God Will Make a Way, but Patience Is Required
Reflecting on the Nineteenth Sunday after Pentecost: Three Days after Sunday (Year C)
Psalter: Psalm 129
Old Testament: Jeremiah 50:1-7, 17-20
Gospel: Luke 22:39-46
Psalter: Psalm 57
Old Testament: 1 Samuel 25:36-42
Gospel: Luke 22:39-46
Creator God, you call us to love and serve you with body, mind, and spirit through loving your creation and our sisters and brothers. Open our hearts in compassion and receive our petitions on behalf of the needs of the church and the world.
Holy One, hear our prayers and make us faithful stewards of the fragile bounty of this earth so that we may be entrusted with the riches of heaven. Amen.
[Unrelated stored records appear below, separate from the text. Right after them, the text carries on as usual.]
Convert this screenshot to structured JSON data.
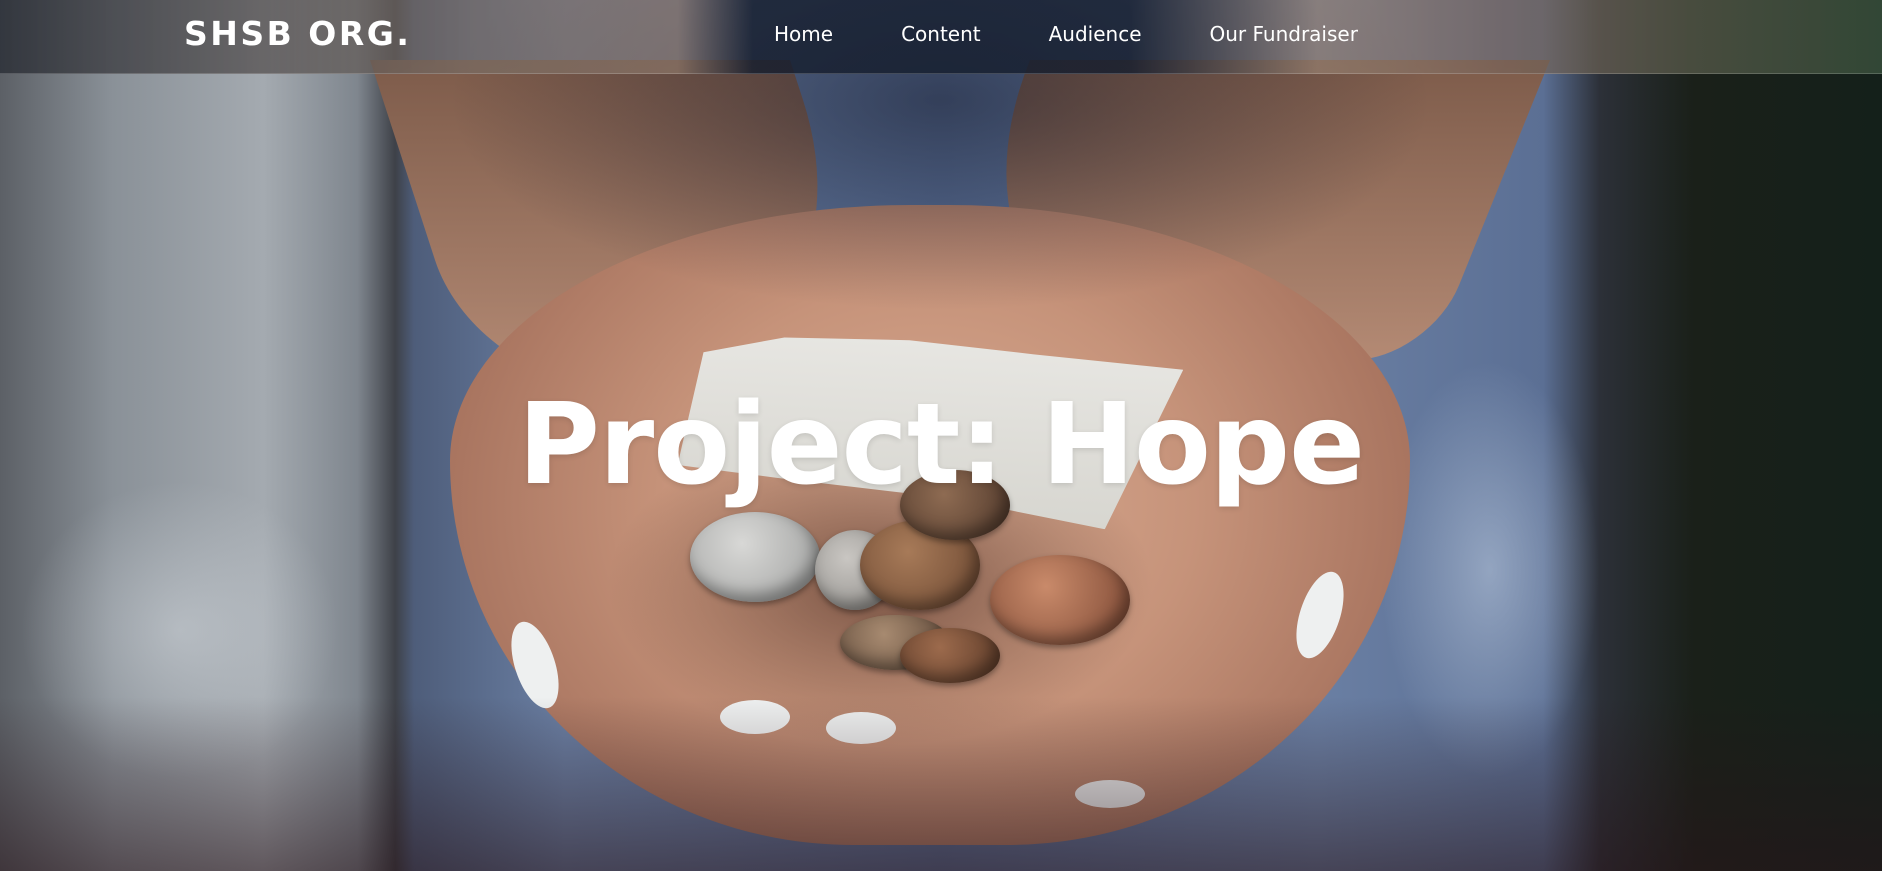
{
  "navbar": {
    "brand": "SHSB ORG.",
    "links": [
      {
        "label": "Home"
      },
      {
        "label": "Content"
      },
      {
        "label": "Audience"
      },
      {
        "label": "Our Fundraiser"
      }
    ]
  },
  "hero": {
    "title": "Project: Hope",
    "image_description_icon": "hands-holding-coins-photo"
  },
  "colors": {
    "text": "#ffffff",
    "navbar_tint": "#1a2233"
  }
}
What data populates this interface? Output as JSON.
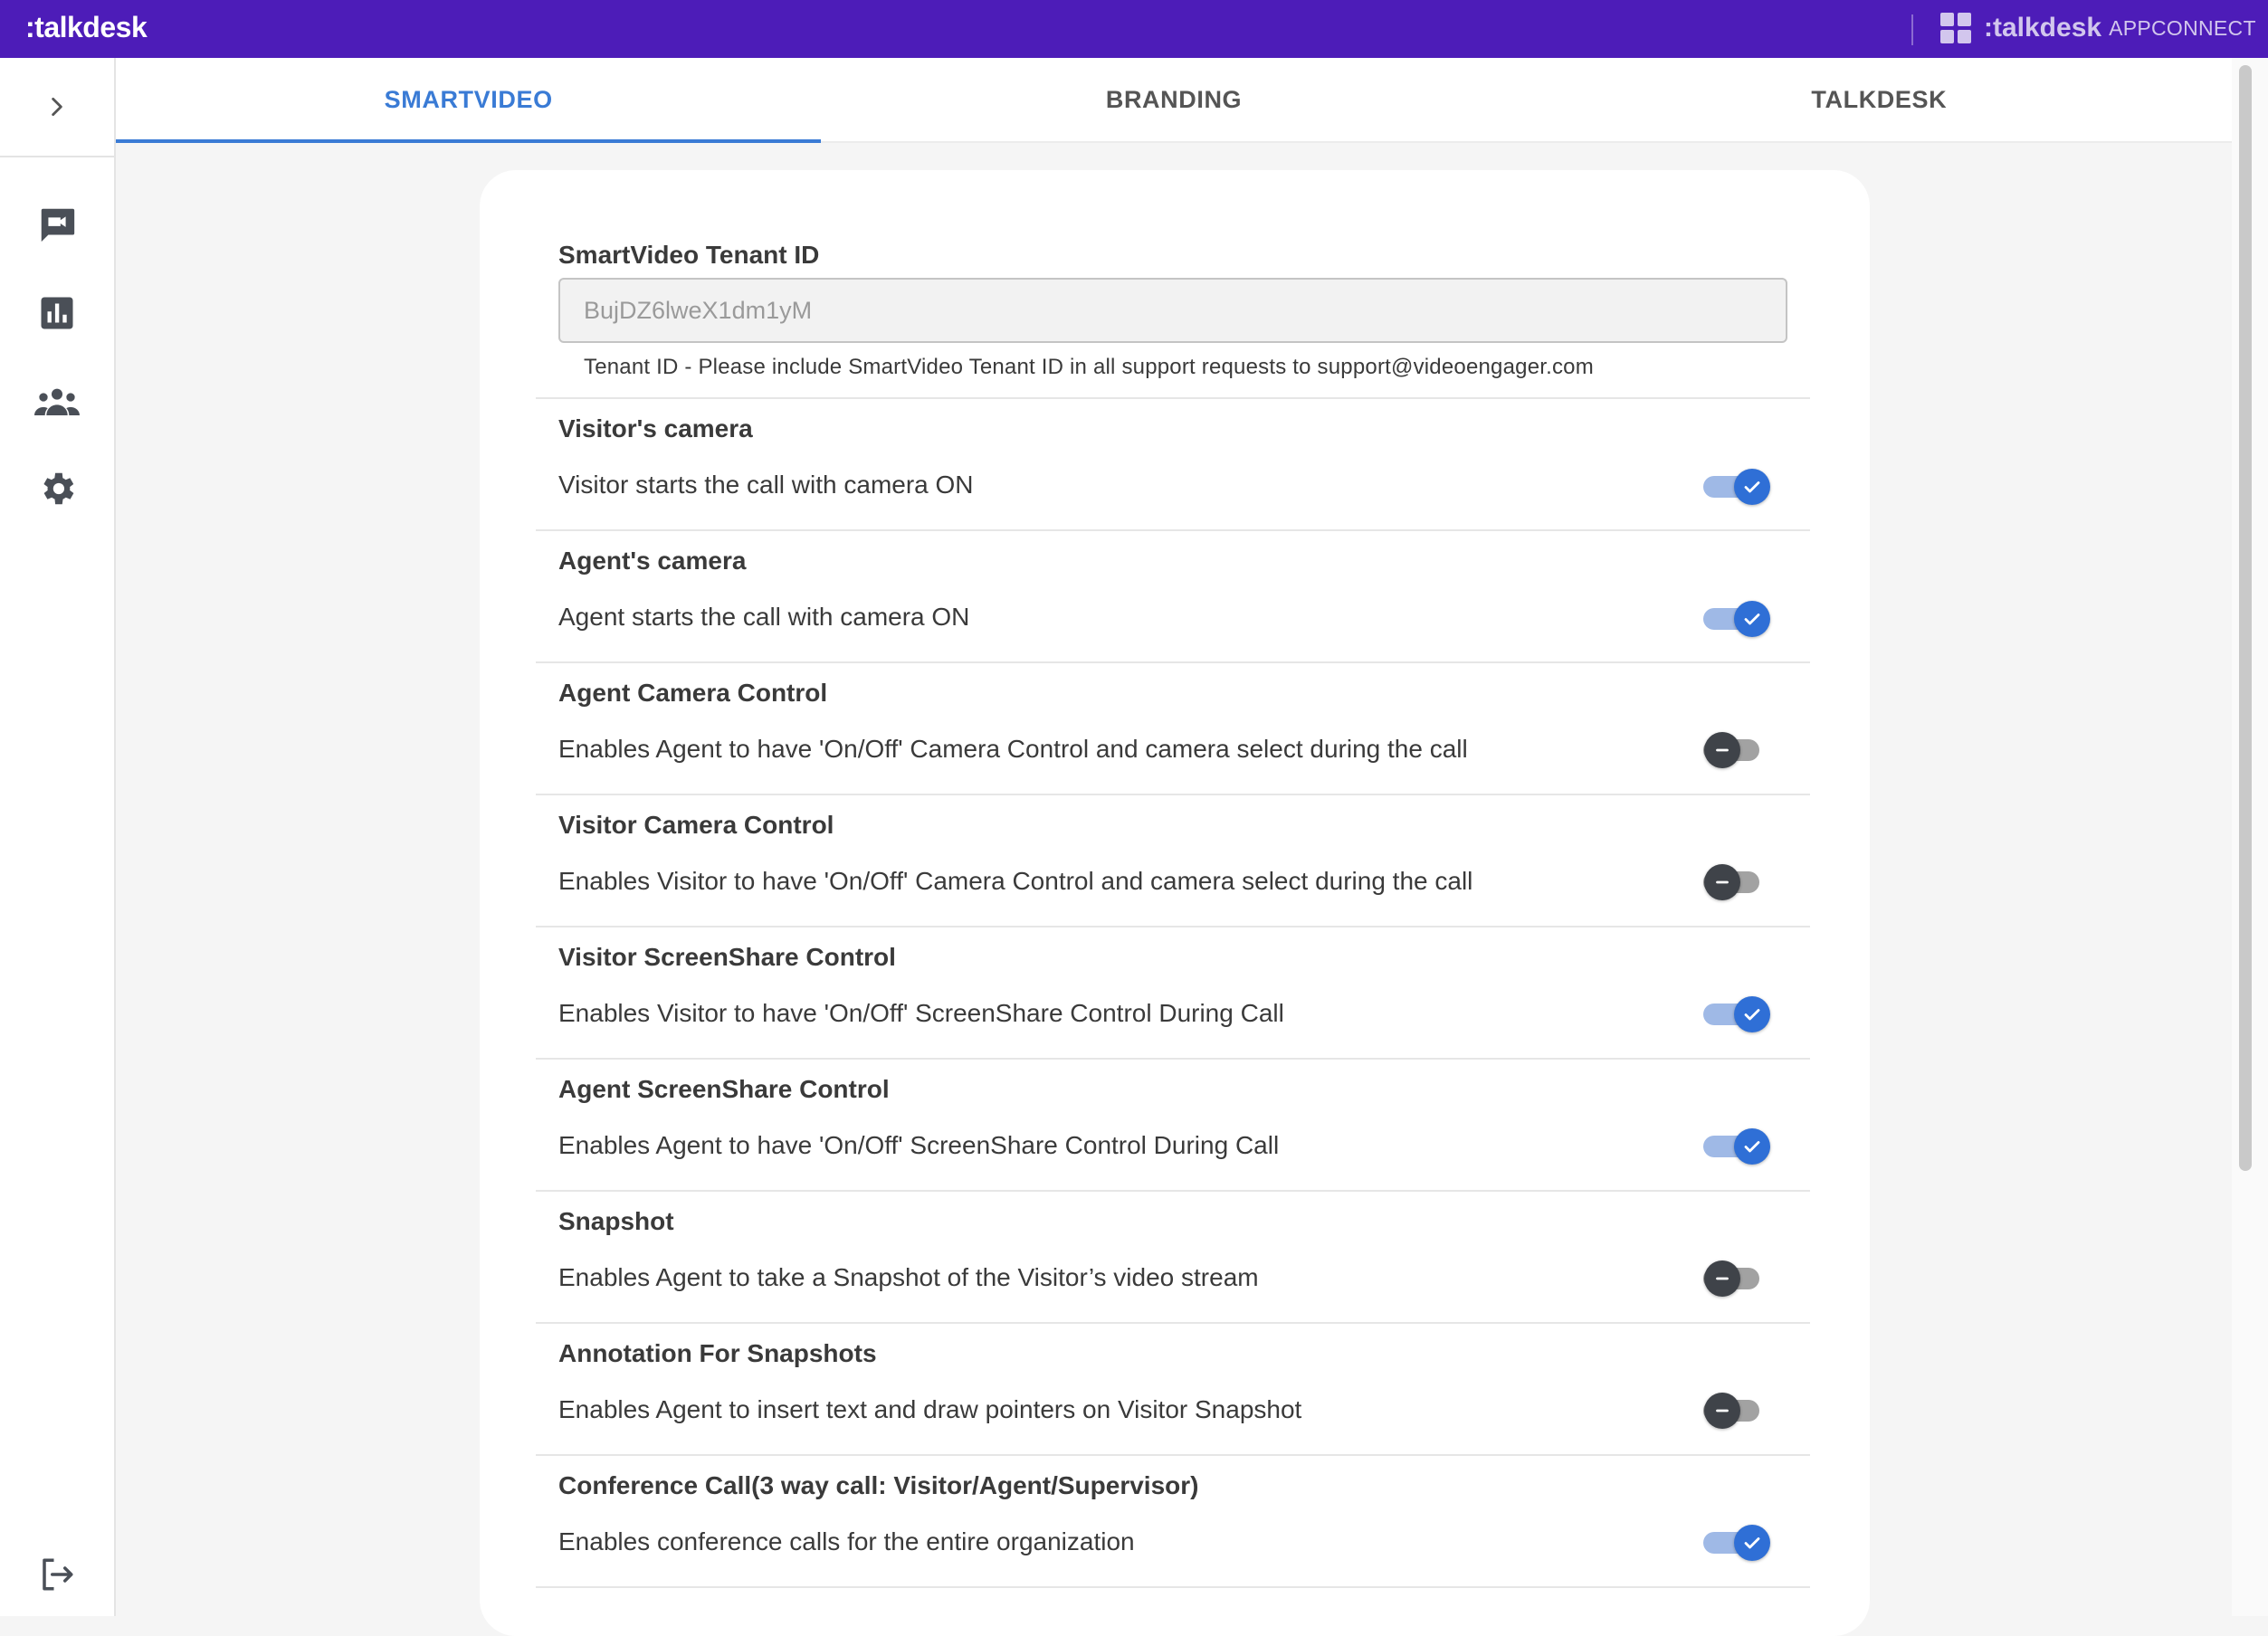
{
  "brand": {
    "logo_text": ":talkdesk",
    "appconnect_brand": ":talkdesk",
    "appconnect_suffix": "APPCONNECT"
  },
  "colors": {
    "topbar": "#4d1cb8",
    "accent": "#3a7bd5",
    "toggle_on": "#2f6fd6",
    "toggle_off": "#3f4349"
  },
  "sidebar": {
    "items": [
      {
        "icon": "video-chat-icon"
      },
      {
        "icon": "bar-chart-icon"
      },
      {
        "icon": "group-icon"
      },
      {
        "icon": "gear-icon"
      }
    ],
    "logout_icon": "logout-icon"
  },
  "tabs": [
    {
      "label": "SMARTVIDEO",
      "active": true
    },
    {
      "label": "BRANDING",
      "active": false
    },
    {
      "label": "TALKDESK",
      "active": false
    }
  ],
  "tenant": {
    "label": "SmartVideo Tenant ID",
    "value": "BujDZ6lweX1dm1yM",
    "help": "Tenant ID - Please include SmartVideo Tenant ID in all support requests to support@videoengager.com"
  },
  "settings": [
    {
      "title": "Visitor's camera",
      "description": "Visitor starts the call with camera ON",
      "enabled": true
    },
    {
      "title": "Agent's camera",
      "description": "Agent starts the call with camera ON",
      "enabled": true
    },
    {
      "title": "Agent Camera Control",
      "description": "Enables Agent to have 'On/Off' Camera Control and camera select during the call",
      "enabled": false
    },
    {
      "title": "Visitor Camera Control",
      "description": "Enables Visitor to have 'On/Off' Camera Control and camera select during the call",
      "enabled": false
    },
    {
      "title": "Visitor ScreenShare Control",
      "description": "Enables Visitor to have 'On/Off' ScreenShare Control During Call",
      "enabled": true
    },
    {
      "title": "Agent ScreenShare Control",
      "description": "Enables Agent to have 'On/Off' ScreenShare Control During Call",
      "enabled": true
    },
    {
      "title": "Snapshot",
      "description": "Enables Agent to take a Snapshot of the Visitor’s video stream",
      "enabled": false
    },
    {
      "title": "Annotation For Snapshots",
      "description": "Enables Agent to insert text and draw pointers on Visitor Snapshot",
      "enabled": false
    },
    {
      "title": "Conference Call(3 way call: Visitor/Agent/Supervisor)",
      "description": "Enables conference calls for the entire organization",
      "enabled": true
    }
  ]
}
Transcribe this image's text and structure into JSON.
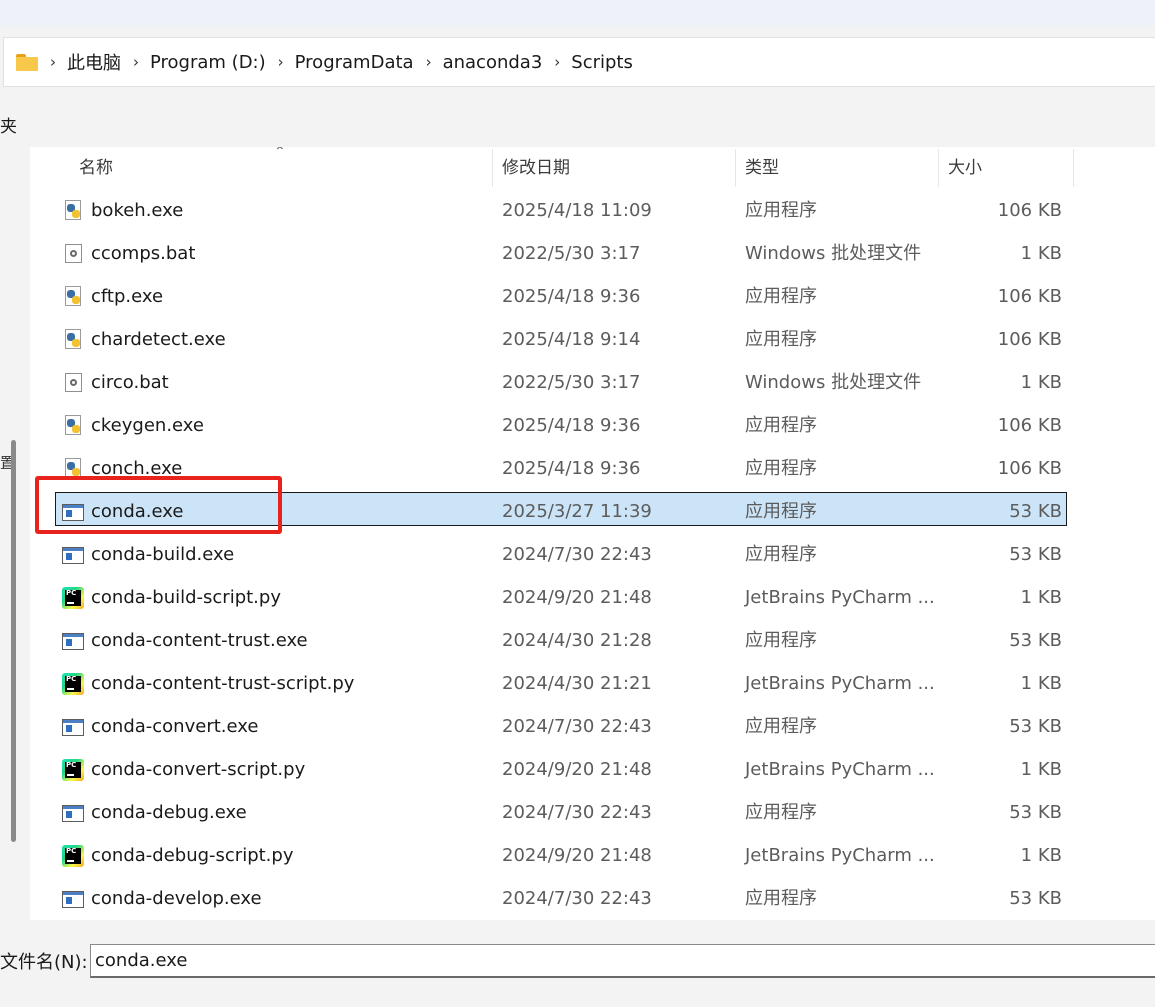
{
  "breadcrumb": [
    "此电脑",
    "Program (D:)",
    "ProgramData",
    "anaconda3",
    "Scripts"
  ],
  "toolbar_fragment": "夹",
  "sidebar_fragment": "置",
  "columns": {
    "name": "名称",
    "date": "修改日期",
    "type": "类型",
    "size": "大小"
  },
  "sort_indicator": "^",
  "files": [
    {
      "icon": "python-exe-icon",
      "name": "bokeh.exe",
      "date": "2025/4/18 11:09",
      "type": "应用程序",
      "size": "106 KB"
    },
    {
      "icon": "batch-file-icon",
      "name": "ccomps.bat",
      "date": "2022/5/30 3:17",
      "type": "Windows 批处理文件",
      "size": "1 KB"
    },
    {
      "icon": "python-exe-icon",
      "name": "cftp.exe",
      "date": "2025/4/18 9:36",
      "type": "应用程序",
      "size": "106 KB"
    },
    {
      "icon": "python-exe-icon",
      "name": "chardetect.exe",
      "date": "2025/4/18 9:14",
      "type": "应用程序",
      "size": "106 KB"
    },
    {
      "icon": "batch-file-icon",
      "name": "circo.bat",
      "date": "2022/5/30 3:17",
      "type": "Windows 批处理文件",
      "size": "1 KB"
    },
    {
      "icon": "python-exe-icon",
      "name": "ckeygen.exe",
      "date": "2025/4/18 9:36",
      "type": "应用程序",
      "size": "106 KB"
    },
    {
      "icon": "python-exe-icon",
      "name": "conch.exe",
      "date": "2025/4/18 9:36",
      "type": "应用程序",
      "size": "106 KB"
    },
    {
      "icon": "application-icon",
      "name": "conda.exe",
      "date": "2025/3/27 11:39",
      "type": "应用程序",
      "size": "53 KB",
      "selected": true
    },
    {
      "icon": "application-icon",
      "name": "conda-build.exe",
      "date": "2024/7/30 22:43",
      "type": "应用程序",
      "size": "53 KB"
    },
    {
      "icon": "pycharm-icon",
      "name": "conda-build-script.py",
      "date": "2024/9/20 21:48",
      "type": "JetBrains PyCharm ...",
      "size": "1 KB"
    },
    {
      "icon": "application-icon",
      "name": "conda-content-trust.exe",
      "date": "2024/4/30 21:28",
      "type": "应用程序",
      "size": "53 KB"
    },
    {
      "icon": "pycharm-icon",
      "name": "conda-content-trust-script.py",
      "date": "2024/4/30 21:21",
      "type": "JetBrains PyCharm ...",
      "size": "1 KB"
    },
    {
      "icon": "application-icon",
      "name": "conda-convert.exe",
      "date": "2024/7/30 22:43",
      "type": "应用程序",
      "size": "53 KB"
    },
    {
      "icon": "pycharm-icon",
      "name": "conda-convert-script.py",
      "date": "2024/9/20 21:48",
      "type": "JetBrains PyCharm ...",
      "size": "1 KB"
    },
    {
      "icon": "application-icon",
      "name": "conda-debug.exe",
      "date": "2024/7/30 22:43",
      "type": "应用程序",
      "size": "53 KB"
    },
    {
      "icon": "pycharm-icon",
      "name": "conda-debug-script.py",
      "date": "2024/9/20 21:48",
      "type": "JetBrains PyCharm ...",
      "size": "1 KB"
    },
    {
      "icon": "application-icon",
      "name": "conda-develop.exe",
      "date": "2024/7/30 22:43",
      "type": "应用程序",
      "size": "53 KB"
    }
  ],
  "filename": {
    "label": "文件名(N):",
    "value": "conda.exe"
  },
  "colors": {
    "selection": "#cce4f7",
    "annotation": "#e8231b",
    "folder": "#f8c84a"
  }
}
In those days and in that time, says the Lord, the people of Israel shall come, they and the people of Judah together; they shall come weeping as they seek the Lord their God. They shall ask the way to Zion, with faces turned toward it, and they shall come and join themselves to the Lord by an everlasting covenant that will never be forgotten (Jeremiah 50:4-5).
The people of Judah are not in a good place. The Babylonian Empire, the biggest bully on the geopolitical block in the sixth century B.C., has destroyed Jerusalem and Solomon’s Temple and has deported many of God’s people off to exile in Babylon. Surely, it must seem that God has either forgotten them or is not as powerful as the gods of the Babylonians. It’s been hard for the Judeans to accept Jeremiah’s insistence that they have been judged for their idolatrous ways and unjust behavior. Whatever they may think of the why of their situation, they have no hope for a bright future. There seems to be no way out of their exile.
But God can always make a way. Though it might be difficult for the people to accept, especially since it is far off into the future, Babylon will be judged and God’s people will return to their land. It must be remembered that judgment in the Bible is always redemptive. The judgment of Judah will result in restoration. No matter how bad things may seem, there will be light at the end of the exilic tunnel.
Not only must we remember that judgment is redemptive, we must also embrace the virtue of patience. God’s timeline often is not ours. God has the bigger picture in mind when we are so narrowly focused. When the recipients of the letter of 2 Peter wonder why Jesus had yet to return, the author reminds them that God does not reckon time as we do, and if there is a delay it is for the purpose of redemption.
But do not ignore this one fact, beloved, that with the Lord one day is like a thousand years, and a thousand years are like one day. The Lord is not slow about his promise, as some think of slowness, but is patient with you, not wanting any to perish but all to come to repentance (2 Peter 3:8-9).
God is not slow in making a way; often his people are in too much of a hurry. Whatever we face, God is making a way. We may not see it, nor will the way necessarily be a road we expect, but let us not lose hope. Patience is a necessary virtue for those who follow Jesus.
PRAYER: Life-giving God, heal our lives, that we may acknowledge your wonderful deeds and offer you thanks from generation to generation through Jesus Christ our Lord. Amen.
Check out my blog, “Faith Seeking Understanding,” here.